The cast is surprisingly diverse. The International Fleet looks pretty international for a film made in the States. Viola Davis does a stunner of a job, and Ender’s own team is made up of kids from all over. Of course, the leadership roles are fulfilled by white men and white boys and “half-Maori” tattooed guys in blueface. Still, it’s nice to see a cast of nonwhite actors with speaking roles.
The Bad: Forget being surprised. The plot screams at you from miles away. I’M COMING AND I’M GOING TO BE SUPER OBVIOUS TRY TO ACT SURPRISED. Then it barrels down on you and is oblivious to your boredom. The film cannot make us care about anyone. Ender is smart and resourceful, but also insufferable and eye-rollingly competent at everything without even a musical training montage. His friends are fleeting presences of sweetness and his enemies are one-dimensional mustache-twiddling Malfoys. The adults are always slightly sinister and might as well be wearing sandwich boards marking them as THE MILITARY INDUSTRIAL COMPLEX and THE EXPERIENCE OF WAR. It’s not a subtle film. It does not make up for a lack of subtlety with jaw-dropping beauty or heart-pounding action. The space-battle sequences all pretty much boil down to tessellated patterns of identical things swarming through space. Like ID4 with a different color scheme. Bravo.

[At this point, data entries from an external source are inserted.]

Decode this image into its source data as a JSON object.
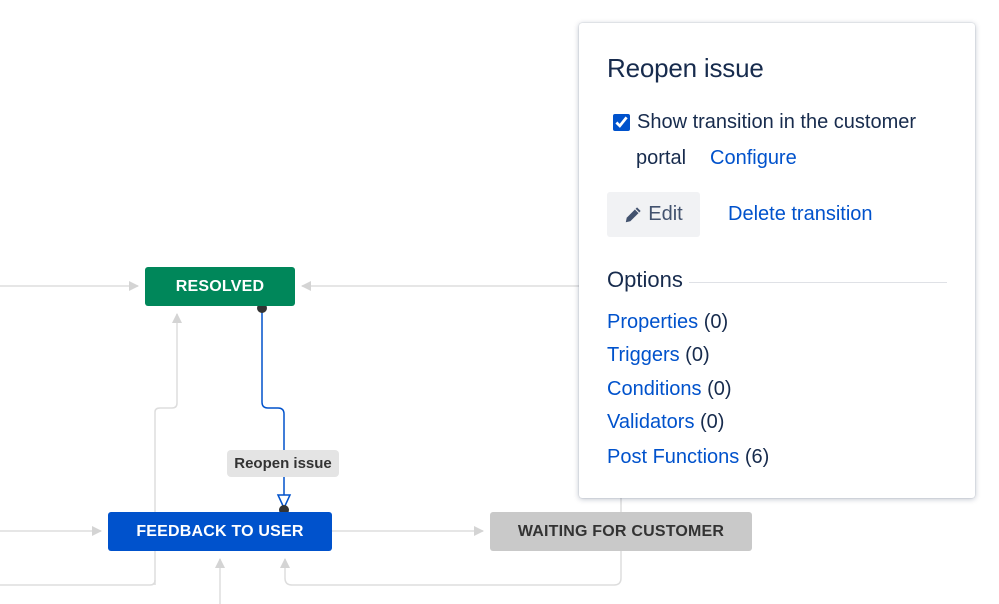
{
  "statuses": {
    "resolved": {
      "label": "RESOLVED",
      "color": "#00875a"
    },
    "feedback": {
      "label": "FEEDBACK TO USER",
      "color": "#0052cc"
    },
    "waiting": {
      "label": "WAITING FOR CUSTOMER",
      "color": "#c9c9c9"
    }
  },
  "transition_label": "Reopen issue",
  "panel": {
    "title": "Reopen issue",
    "show_in_portal_checked": true,
    "show_in_portal_line1": "Show transition in the customer",
    "show_in_portal_line2": "portal",
    "configure_link": "Configure",
    "edit_button": "Edit",
    "delete_link": "Delete transition",
    "options_heading": "Options",
    "options": [
      {
        "label": "Properties",
        "count": "(0)"
      },
      {
        "label": "Triggers",
        "count": "(0)"
      },
      {
        "label": "Conditions",
        "count": "(0)"
      },
      {
        "label": "Validators",
        "count": "(0)"
      },
      {
        "label": "Post Functions",
        "count": "(6)"
      }
    ]
  },
  "colors": {
    "link": "#0052cc",
    "connector": "#dcdcdc",
    "selected_connector": "#0052cc",
    "text_dark": "#172b4d"
  }
}
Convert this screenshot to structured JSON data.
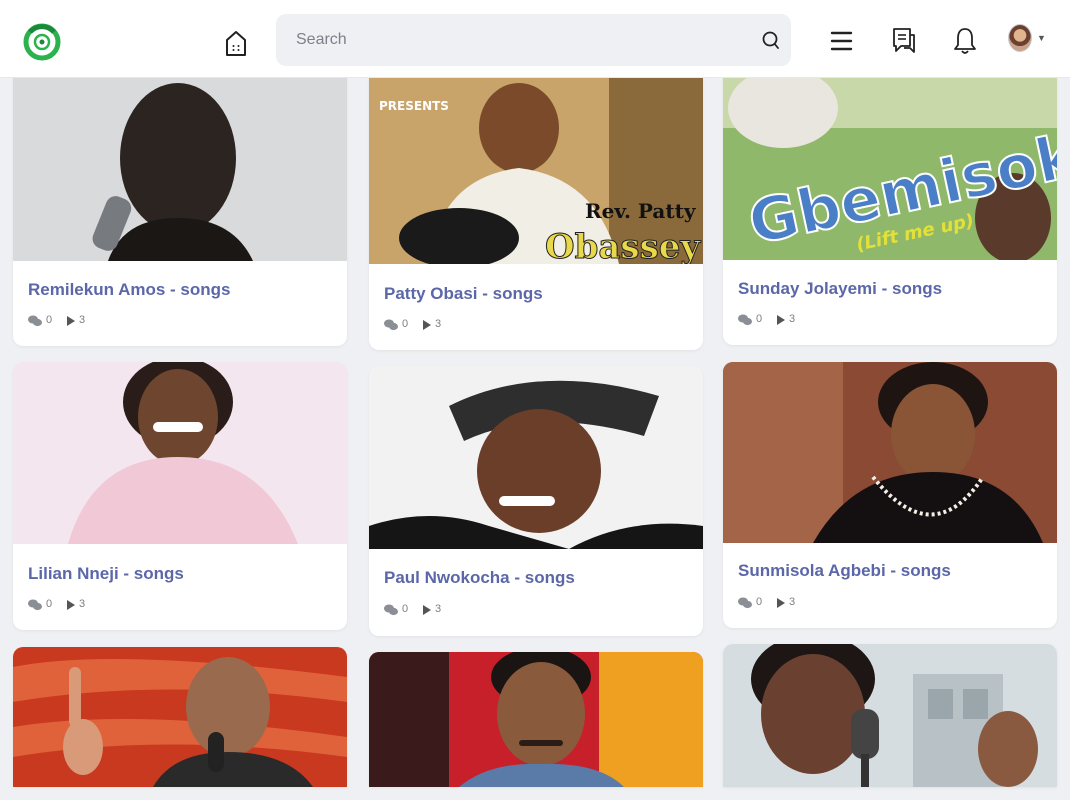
{
  "search": {
    "placeholder": "Search"
  },
  "header_icons": [
    "home-icon",
    "search-icon",
    "menu-icon",
    "messages-icon",
    "bell-icon",
    "user-avatar"
  ],
  "brand_color": "#2bb24c",
  "title_color": "#5b67a8",
  "cards": [
    {
      "title": "Remilekun Amos - songs",
      "comments": "0",
      "plays": "3"
    },
    {
      "title": "Patty Obasi - songs",
      "comments": "0",
      "plays": "3",
      "cover_text": [
        "PRESENTS",
        "Rev. Patty",
        "Obassey"
      ]
    },
    {
      "title": "Sunday Jolayemi - songs",
      "comments": "0",
      "plays": "3",
      "cover_text": [
        "Gbemisoke",
        "(Lift me up)"
      ]
    },
    {
      "title": "Lilian Nneji - songs",
      "comments": "0",
      "plays": "3"
    },
    {
      "title": "Paul Nwokocha - songs",
      "comments": "0",
      "plays": "3"
    },
    {
      "title": "Sunmisola Agbebi - songs",
      "comments": "0",
      "plays": "3"
    },
    {
      "title": "",
      "comments": "",
      "plays": ""
    },
    {
      "title": "",
      "comments": "",
      "plays": ""
    },
    {
      "title": "",
      "comments": "",
      "plays": ""
    }
  ]
}
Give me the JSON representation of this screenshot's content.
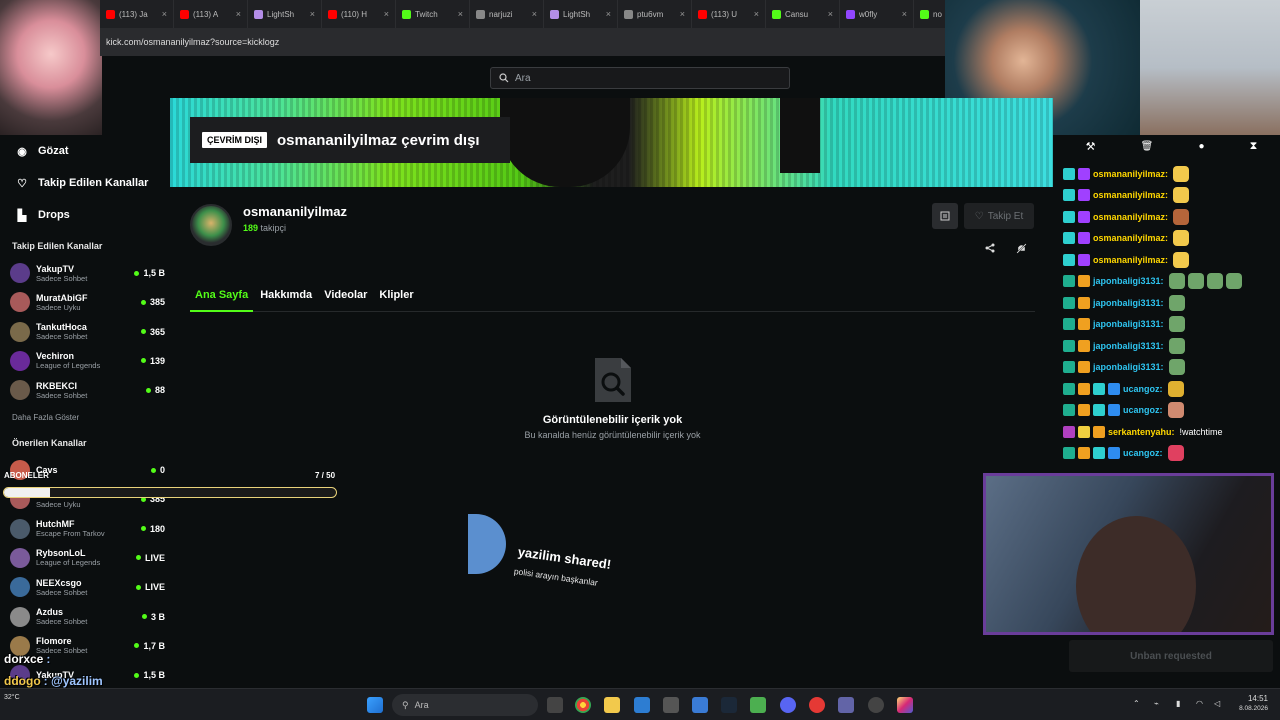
{
  "browser": {
    "tabs": [
      {
        "label": "(113) Ja",
        "color": "#ff0000"
      },
      {
        "label": "(113) A",
        "color": "#ff0000"
      },
      {
        "label": "LightSh",
        "color": "#b48ee8"
      },
      {
        "label": "(110) H",
        "color": "#ff0000"
      },
      {
        "label": "Twitch",
        "color": "#53fc18"
      },
      {
        "label": "narjuzi",
        "color": "#888888"
      },
      {
        "label": "LightSh",
        "color": "#b48ee8"
      },
      {
        "label": "ptu6vm",
        "color": "#888888"
      },
      {
        "label": "(113) U",
        "color": "#ff0000"
      },
      {
        "label": "Cansu",
        "color": "#53fc18"
      },
      {
        "label": "w0fly",
        "color": "#9146ff"
      },
      {
        "label": "no",
        "color": "#53fc18"
      }
    ],
    "url": "kick.com/osmananilyilmaz?source=kicklogz"
  },
  "search": {
    "placeholder": "Ara"
  },
  "nav": {
    "items": [
      {
        "label": "Gözat",
        "icon": "compass-icon"
      },
      {
        "label": "Takip Edilen Kanallar",
        "icon": "heart-icon"
      },
      {
        "label": "Drops",
        "icon": "drops-icon"
      }
    ],
    "followed_title": "Takip Edilen Kanallar",
    "followed": [
      {
        "name": "YakupTV",
        "category": "Sadece Sohbet",
        "count": "1,5 B",
        "avatar": "#5b3c8a"
      },
      {
        "name": "MuratAbiGF",
        "category": "Sadece Uyku",
        "count": "385",
        "avatar": "#a85a5a"
      },
      {
        "name": "TankutHoca",
        "category": "Sadece Sohbet",
        "count": "365",
        "avatar": "#7a6a4a"
      },
      {
        "name": "Vechiron",
        "category": "League of Legends",
        "count": "139",
        "avatar": "#6a2a9a"
      },
      {
        "name": "RKBEKCI",
        "category": "Sadece Sohbet",
        "count": "88",
        "avatar": "#6a5a4a"
      }
    ],
    "more_label": "Daha Fazla Göster",
    "recommended_title": "Önerilen Kanallar",
    "recommended": [
      {
        "name": "Cavs",
        "category": "",
        "count": "0",
        "avatar": "#c75b4a"
      },
      {
        "name": "MuratAbiGF",
        "category": "Sadece Uyku",
        "count": "385",
        "avatar": "#a85a5a"
      },
      {
        "name": "HutchMF",
        "category": "Escape From Tarkov",
        "count": "180",
        "avatar": "#4a5a6a"
      },
      {
        "name": "RybsonLoL",
        "category": "League of Legends",
        "count": "LIVE",
        "avatar": "#7a5a9a"
      },
      {
        "name": "NEEXcsgo",
        "category": "Sadece Sohbet",
        "count": "LIVE",
        "avatar": "#3a6a9a"
      },
      {
        "name": "Azdus",
        "category": "Sadece Sohbet",
        "count": "3 B",
        "avatar": "#8a8a8a"
      },
      {
        "name": "Flomore",
        "category": "Sadece Sohbet",
        "count": "1,7 B",
        "avatar": "#9a7a4a"
      },
      {
        "name": "YakupTV",
        "category": "",
        "count": "1,5 B",
        "avatar": "#5b3c8a"
      }
    ]
  },
  "channel": {
    "offline_badge": "ÇEVRİM DIŞI",
    "offline_title": "osmananilyilmaz çevrim dışı",
    "name": "osmananilyilmaz",
    "followers_count": "189",
    "followers_label": "takipçi",
    "follow_label": "Takip Et",
    "tabs": [
      "Ana Sayfa",
      "Hakkımda",
      "Videolar",
      "Klipler"
    ],
    "empty_title": "Görüntülenebilir içerik yok",
    "empty_subtitle": "Bu kanalda henüz görüntülenebilir içerik yok"
  },
  "share_overlay": {
    "title": "yazilim shared!",
    "subtitle": "polisi arayın başkanlar"
  },
  "subs_overlay": {
    "label": "ABONELER",
    "count": "7 / 50",
    "progress": 0.14
  },
  "chat": {
    "messages": [
      {
        "user": "osmananilyilmaz:",
        "color": "#ffd700",
        "badges": [
          "#2ecfcf",
          "#a040ff"
        ],
        "text": "",
        "emotes": [
          "#f2c94c"
        ]
      },
      {
        "user": "osmananilyilmaz:",
        "color": "#ffd700",
        "badges": [
          "#2ecfcf",
          "#a040ff"
        ],
        "text": "",
        "emotes": [
          "#f2c94c"
        ]
      },
      {
        "user": "osmananilyilmaz:",
        "color": "#ffd700",
        "badges": [
          "#2ecfcf",
          "#a040ff"
        ],
        "text": "",
        "emotes": [
          "#b5653a"
        ]
      },
      {
        "user": "osmananilyilmaz:",
        "color": "#ffd700",
        "badges": [
          "#2ecfcf",
          "#a040ff"
        ],
        "text": "",
        "emotes": [
          "#f2c94c"
        ]
      },
      {
        "user": "osmananilyilmaz:",
        "color": "#ffd700",
        "badges": [
          "#2ecfcf",
          "#a040ff"
        ],
        "text": "",
        "emotes": [
          "#f2c94c"
        ]
      },
      {
        "user": "japonbaligi3131:",
        "color": "#2ec4f0",
        "badges": [
          "#1fae8f",
          "#f0a020"
        ],
        "text": "",
        "emotes": [
          "#6fa56a",
          "#6fa56a",
          "#6fa56a",
          "#6fa56a"
        ]
      },
      {
        "user": "japonbaligi3131:",
        "color": "#2ec4f0",
        "badges": [
          "#1fae8f",
          "#f0a020"
        ],
        "text": "",
        "emotes": [
          "#6fa56a"
        ]
      },
      {
        "user": "japonbaligi3131:",
        "color": "#2ec4f0",
        "badges": [
          "#1fae8f",
          "#f0a020"
        ],
        "text": "",
        "emotes": [
          "#6fa56a"
        ]
      },
      {
        "user": "japonbaligi3131:",
        "color": "#2ec4f0",
        "badges": [
          "#1fae8f",
          "#f0a020"
        ],
        "text": "",
        "emotes": [
          "#6fa56a"
        ]
      },
      {
        "user": "japonbaligi3131:",
        "color": "#2ec4f0",
        "badges": [
          "#1fae8f",
          "#f0a020"
        ],
        "text": "",
        "emotes": [
          "#6fa56a"
        ]
      },
      {
        "user": "ucangoz:",
        "color": "#2ec4f0",
        "badges": [
          "#1fae8f",
          "#f0a020",
          "#2ecfcf",
          "#2e8cf0"
        ],
        "text": "",
        "emotes": [
          "#e0b030"
        ]
      },
      {
        "user": "ucangoz:",
        "color": "#2ec4f0",
        "badges": [
          "#1fae8f",
          "#f0a020",
          "#2ecfcf",
          "#2e8cf0"
        ],
        "text": "",
        "emotes": [
          "#d08a70"
        ]
      },
      {
        "user": "serkantenyahu:",
        "color": "#ffd700",
        "badges": [
          "#b040c0",
          "#f0d040",
          "#f0a020"
        ],
        "text": "!watchtime",
        "emotes": []
      },
      {
        "user": "ucangoz:",
        "color": "#2ec4f0",
        "badges": [
          "#1fae8f",
          "#f0a020",
          "#2ecfcf",
          "#2e8cf0"
        ],
        "text": "",
        "emotes": [
          "#e04060"
        ]
      }
    ],
    "unban_label": "Unban requested"
  },
  "overlay_chat": [
    {
      "user": "dorxce",
      "text": ":"
    },
    {
      "user": "ddogo",
      "text": ": @yazilim"
    },
    {
      "user": "ddogo",
      "text": ":"
    }
  ],
  "taskbar": {
    "search_placeholder": "Ara",
    "weather": "32°C",
    "time": "14:51",
    "date": "8.08.2026"
  }
}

The Boycott: I cannot delicately state how I feel about Orson Scott Card. He is one of the most virulently ignorant and bombastically bigoted writers living today. He offends me deeply and he goes out of his way to offend most of his former fans. I’ll celebrate his death. I bought his books before I knew better. The way things are now, I’d rather eat a live snake than give him a dime. Opening weekend, I bought a ticket to another IMAX movie and snuck into Ender’s. I know there is a rumor that OSC will not profit from the film’s box-office take, but he’s listed as a producer and I don’t buy it. I hope he finds himself starving and panhandling in the gayest neighborhood in America so that he must live on the generous yet humbling charity of the people he’s attacked throughout his career. I’m doing my part to manifest that outcome by not paying to see this film.
Overall: This was not great. This was not mind-blowing in IMAX. It’s not a great story after you’ve grown up and seen that the man behind the curtain is a one-trick pony and a reprehensible toad. It wasn’t worth the subterfuge or the money. Get it from Redbox or other perhaps less legal means if you’re still curious a few months from now. Otherwise, save your money and wait for Catching Fire.